If the text on your site is more advanced than a lower secondary education reading level (that is, 9 years of schooling), you should provide either supplemental content or an alternate version of the text that is not so complex. Even professionals in a given field can have certain reading disorders, like dyslexia, which may make it especially hard to decode dense, complex language.
When you’re checking the reading level of your site, make sure to include a representative sample of each style or “type” of writing that appears on your site. Similarly, if your site contains multiple languages, you should measure the readability for each language included. For example, if your blog about different types of cheese features both scholarly breakdowns of cheese composition, and humorous anecdotes related to your day-to-day cheese experiences, you’d want to test both the technical writing and the anecdotal writing.
There are some useful online resources that can help you determine reading level. For instance, Juicy Studio’s Readability Test provides algorithms you can use to calculate how advanced your text is, and their site also contains a form for testing short pieces of content.

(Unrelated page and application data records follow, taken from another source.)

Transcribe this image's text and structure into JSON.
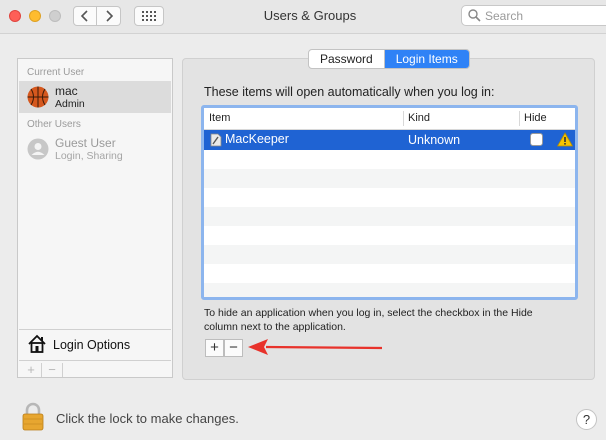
{
  "window": {
    "title": "Users & Groups"
  },
  "search": {
    "placeholder": "Search"
  },
  "users": {
    "current_label": "Current User",
    "current": {
      "name": "mac",
      "role": "Admin"
    },
    "other_label": "Other Users",
    "others": [
      {
        "name": "Guest User",
        "role": "Login, Sharing"
      }
    ]
  },
  "login_options_label": "Login Options",
  "tabs": [
    {
      "label": "Password",
      "active": false
    },
    {
      "label": "Login Items",
      "active": true
    }
  ],
  "login_items": {
    "intro": "These items will open automatically when you log in:",
    "columns": [
      "Item",
      "Kind",
      "Hide"
    ],
    "rows": [
      {
        "item": "MacKeeper",
        "kind": "Unknown",
        "hide": false
      }
    ],
    "hint": "To hide an application when you log in, select the checkbox in the Hide column next to the application."
  },
  "lock_text": "Click the lock to make changes.",
  "help_label": "?",
  "colors": {
    "selection": "#1f63d3",
    "accent": "#2f82f6",
    "arrow": "#e8322b"
  }
}
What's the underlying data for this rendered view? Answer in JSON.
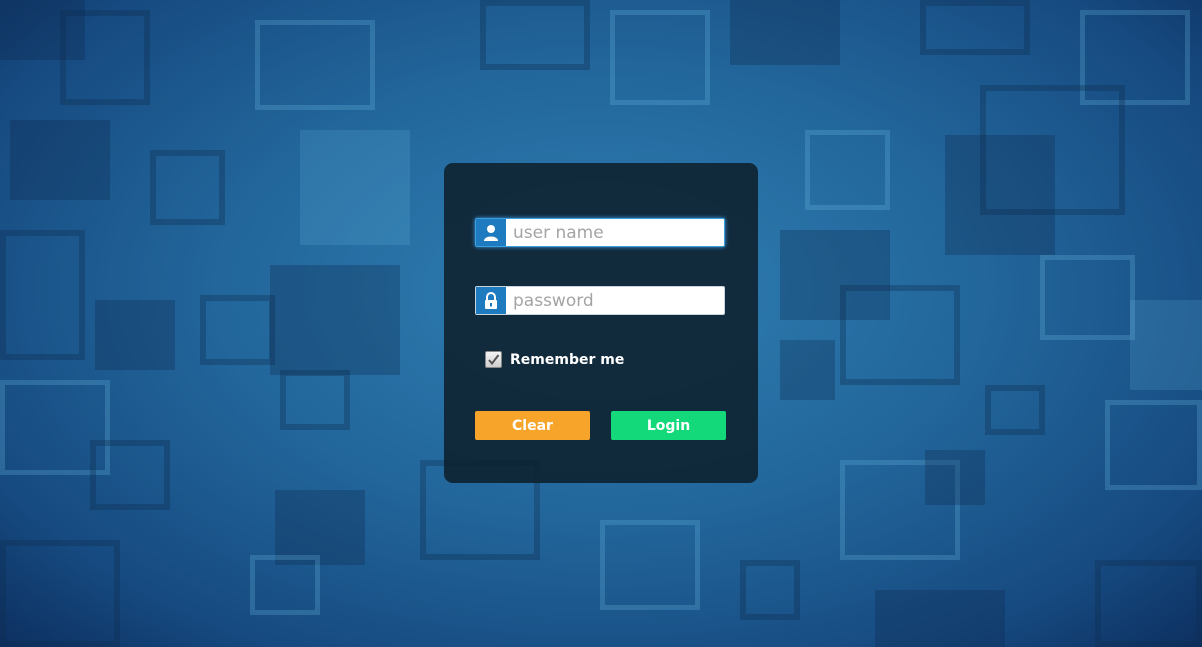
{
  "login_form": {
    "username": {
      "value": "",
      "placeholder": "user name",
      "icon": "user-icon"
    },
    "password": {
      "value": "",
      "placeholder": "password",
      "icon": "lock-icon"
    },
    "remember_me": {
      "label": "Remember me",
      "checked": true
    },
    "clear_label": "Clear",
    "login_label": "Login"
  },
  "colors": {
    "panel": "#0e202c",
    "icon_bg": "#1f7bc0",
    "clear_button": "#f6a42a",
    "login_button": "#13d97a",
    "background": "#22669b"
  }
}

This rule has been categorized as AAA.
For more information on WCAG conformance levels, check out our post on conformance.

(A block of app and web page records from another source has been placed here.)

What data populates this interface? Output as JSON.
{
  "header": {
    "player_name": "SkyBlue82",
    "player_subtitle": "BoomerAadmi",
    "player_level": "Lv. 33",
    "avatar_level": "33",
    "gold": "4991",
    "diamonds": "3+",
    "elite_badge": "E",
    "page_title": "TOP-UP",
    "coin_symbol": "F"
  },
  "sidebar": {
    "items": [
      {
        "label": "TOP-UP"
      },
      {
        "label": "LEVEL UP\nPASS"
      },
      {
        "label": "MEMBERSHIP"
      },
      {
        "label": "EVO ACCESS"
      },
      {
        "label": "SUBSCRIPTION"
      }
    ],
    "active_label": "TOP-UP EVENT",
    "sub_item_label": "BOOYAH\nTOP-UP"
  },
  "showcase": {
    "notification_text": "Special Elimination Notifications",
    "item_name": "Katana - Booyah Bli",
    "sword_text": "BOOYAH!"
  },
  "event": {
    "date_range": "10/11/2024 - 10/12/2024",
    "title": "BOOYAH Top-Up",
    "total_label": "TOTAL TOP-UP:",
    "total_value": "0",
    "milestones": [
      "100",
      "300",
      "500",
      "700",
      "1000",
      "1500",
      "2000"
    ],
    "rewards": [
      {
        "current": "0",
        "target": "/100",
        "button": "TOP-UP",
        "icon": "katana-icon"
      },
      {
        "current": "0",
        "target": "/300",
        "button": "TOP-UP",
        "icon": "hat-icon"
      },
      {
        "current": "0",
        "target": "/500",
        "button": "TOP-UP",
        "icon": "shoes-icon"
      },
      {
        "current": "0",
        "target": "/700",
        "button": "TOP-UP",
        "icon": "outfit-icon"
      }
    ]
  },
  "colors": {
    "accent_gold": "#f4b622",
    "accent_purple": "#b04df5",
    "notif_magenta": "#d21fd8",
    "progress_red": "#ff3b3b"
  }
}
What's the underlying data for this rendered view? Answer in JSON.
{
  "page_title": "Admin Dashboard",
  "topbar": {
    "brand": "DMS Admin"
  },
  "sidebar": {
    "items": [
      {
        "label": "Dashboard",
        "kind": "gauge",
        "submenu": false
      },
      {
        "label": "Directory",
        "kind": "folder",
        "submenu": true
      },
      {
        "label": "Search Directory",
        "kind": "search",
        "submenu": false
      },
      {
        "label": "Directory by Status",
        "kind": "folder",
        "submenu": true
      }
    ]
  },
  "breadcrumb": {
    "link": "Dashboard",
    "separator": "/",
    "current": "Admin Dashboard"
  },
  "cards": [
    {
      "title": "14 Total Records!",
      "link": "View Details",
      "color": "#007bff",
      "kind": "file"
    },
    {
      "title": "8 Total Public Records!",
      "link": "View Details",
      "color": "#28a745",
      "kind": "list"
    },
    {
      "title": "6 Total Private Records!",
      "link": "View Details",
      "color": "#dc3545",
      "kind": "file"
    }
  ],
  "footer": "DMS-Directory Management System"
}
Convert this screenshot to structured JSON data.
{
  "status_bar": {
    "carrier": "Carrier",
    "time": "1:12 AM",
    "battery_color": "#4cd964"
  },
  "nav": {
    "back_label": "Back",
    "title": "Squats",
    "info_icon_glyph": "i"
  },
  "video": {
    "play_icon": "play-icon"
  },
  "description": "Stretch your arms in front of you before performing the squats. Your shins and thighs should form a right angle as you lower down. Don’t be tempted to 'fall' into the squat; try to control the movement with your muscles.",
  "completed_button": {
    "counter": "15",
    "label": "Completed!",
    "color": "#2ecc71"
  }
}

If you do wish to conform your site to this rule, the Plain Language Association International’s and the U.S. Government’s Plain Language websites both contain information and resources that will help you produce text that communicates clearly and effectively.